Excerpts from an interface dataset
# # # #

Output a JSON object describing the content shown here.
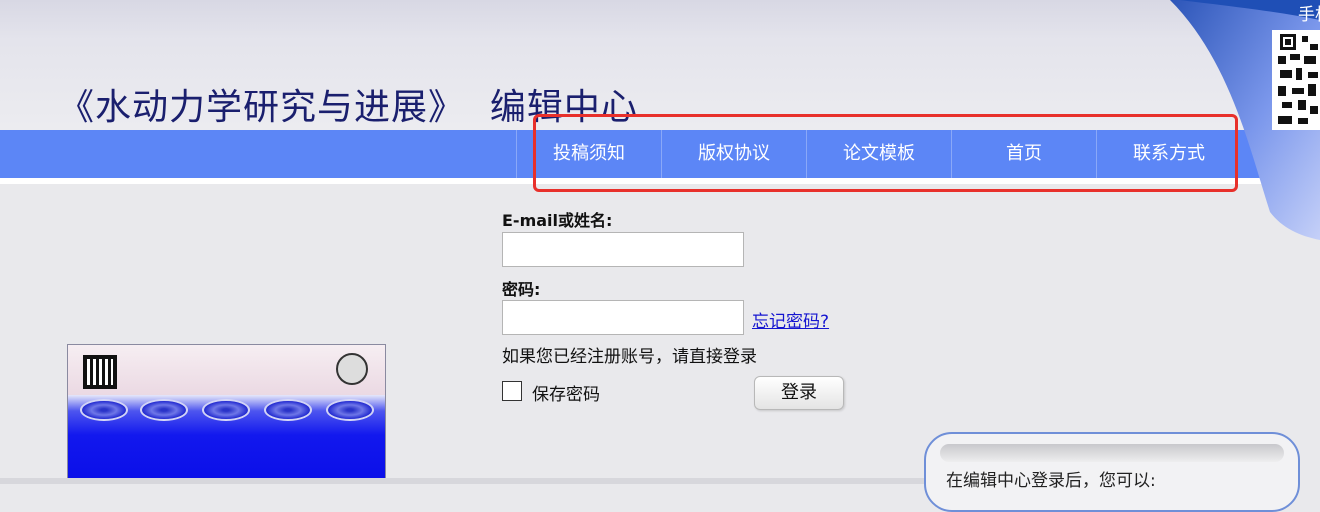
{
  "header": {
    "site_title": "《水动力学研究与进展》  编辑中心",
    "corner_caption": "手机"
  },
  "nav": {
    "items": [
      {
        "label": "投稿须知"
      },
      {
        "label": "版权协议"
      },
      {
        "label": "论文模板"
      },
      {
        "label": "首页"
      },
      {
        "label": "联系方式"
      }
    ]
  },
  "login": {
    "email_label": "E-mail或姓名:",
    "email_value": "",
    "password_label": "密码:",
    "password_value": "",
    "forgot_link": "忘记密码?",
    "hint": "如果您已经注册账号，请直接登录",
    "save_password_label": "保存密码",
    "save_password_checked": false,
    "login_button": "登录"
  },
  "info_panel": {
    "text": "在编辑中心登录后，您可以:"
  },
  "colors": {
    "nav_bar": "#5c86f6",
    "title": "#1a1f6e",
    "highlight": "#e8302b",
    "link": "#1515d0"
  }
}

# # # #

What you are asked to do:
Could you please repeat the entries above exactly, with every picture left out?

Reply:
Output a JSON object describing the content shown here.
{
  "header": {
    "site_title": "《水动力学研究与进展》  编辑中心",
    "corner_caption": "手机"
  },
  "nav": {
    "items": [
      {
        "label": "投稿须知"
      },
      {
        "label": "版权协议"
      },
      {
        "label": "论文模板"
      },
      {
        "label": "首页"
      },
      {
        "label": "联系方式"
      }
    ]
  },
  "login": {
    "email_label": "E-mail或姓名:",
    "email_value": "",
    "password_label": "密码:",
    "password_value": "",
    "forgot_link": "忘记密码?",
    "hint": "如果您已经注册账号，请直接登录",
    "save_password_label": "保存密码",
    "save_password_checked": false,
    "login_button": "登录"
  },
  "info_panel": {
    "text": "在编辑中心登录后，您可以:"
  },
  "colors": {
    "nav_bar": "#5c86f6",
    "title": "#1a1f6e",
    "highlight": "#e8302b",
    "link": "#1515d0"
  }
}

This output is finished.